And hurray for all of the school librarians who remain defenders of students’ intellectual freedom.

 

Work Cited

Adams, Helen. “65 Years and Counting: AASL and School Librarians—Still Champions of Intellectual Freedom.” Knowledge Quest, vol. 45, no. 1, 196, pp. 34-41.

Image courtesy of Celia Muniz, Library Media Specialist, Harlingen (TX) High School

Freedom to Read

bbw-logo122hThis week school librarians across the U.S. are collaborating with classroom teachers to promote students’ freedom to read. In many school libraries, librarians have put up displays that spotlight challenged books; many are leading students in discussions about censorship. This Pinterest “Banned Books Week” search yields photographs of many such displays.

While displays are important, they can isolate students’ questions and discussions about their Constitutional freedom to read in the library. Other school librarians are involving their faculty in order to diffuse these conversations throughout the building.

Seanean Shanahan, teacher librarian at Mesa Middle School in Castle Rock, Colorado, spent part of the summer developing a logo that read: “I Read Banned Books And I Cannot Lie.” (See her logo at redbubble.com: https://goo.gl/4s0edX)

She created an iron-on and placed it on shirts, which she presented to the classroom teachers in the English language arts (ELA) department. She also provided them with a list of the frequently challenged and banned books that are on the shelves in their small library. The classroom teachers used fabric markers to add the titles of banned books they had read to their shirts. (All of the titles they added are in the Mesa Middle School Library collection.)

While all of the shirts started the same, they ended up very different. The ELA teachers agreed to wear their shirts on the first school day of Banned Books Week, today, Monday, September 26, 2017. Seanean hopes to snap a photo of the group wearing their personalized “I Read Banned Books And I Cannot Lie” shirts.

Last year, Seanean asked classroom teachers to volunteer to wear cards around their necks that had the picture of the cover of a banned book on one side and the reasons, locations, and years those books were banned or challenged on the reverse side. They wore the cards around school for the week and many of the teachers started trading them around.

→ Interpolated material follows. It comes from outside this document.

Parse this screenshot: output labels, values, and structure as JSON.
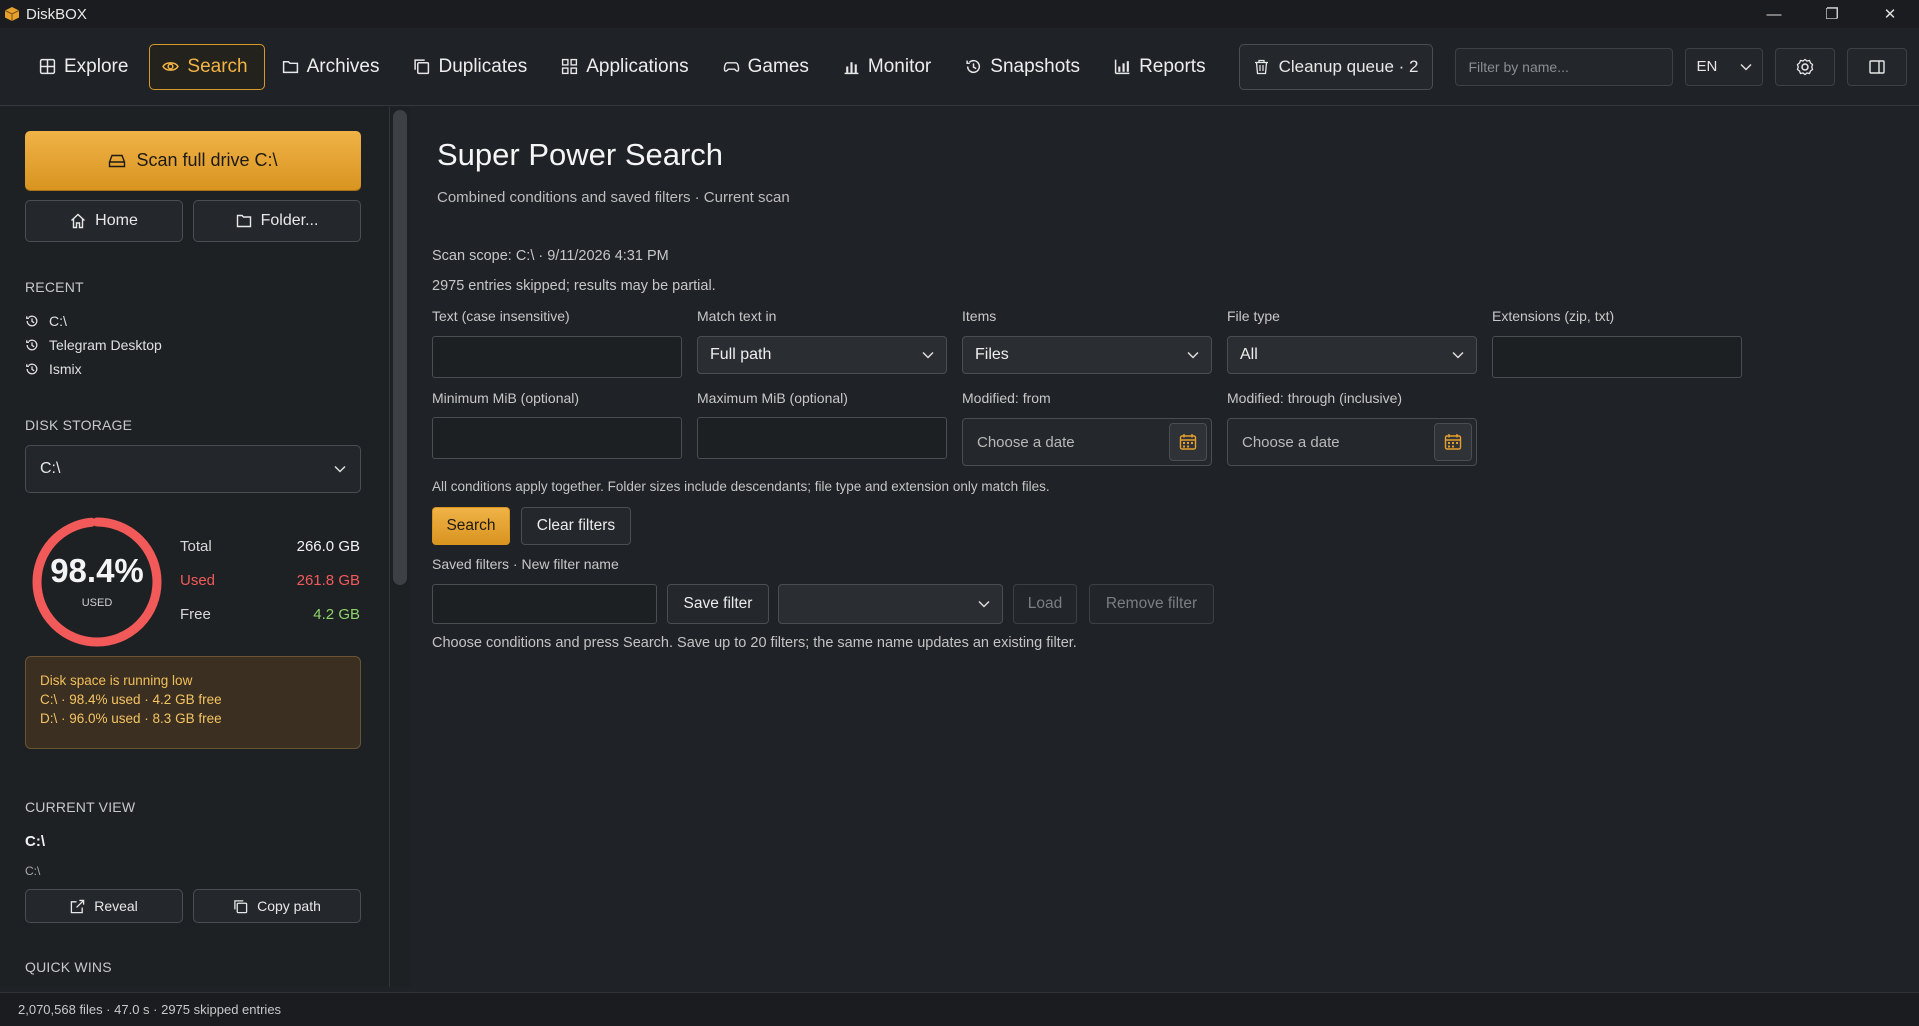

You can reach Seanean on Twitter @Librarytalker if you have questions about her efforts to support students’ understanding of their Freedom to Read.

How are you leading and involving your learning community in #bannedbooksweek?

Image courtesy of Banned Books Week.org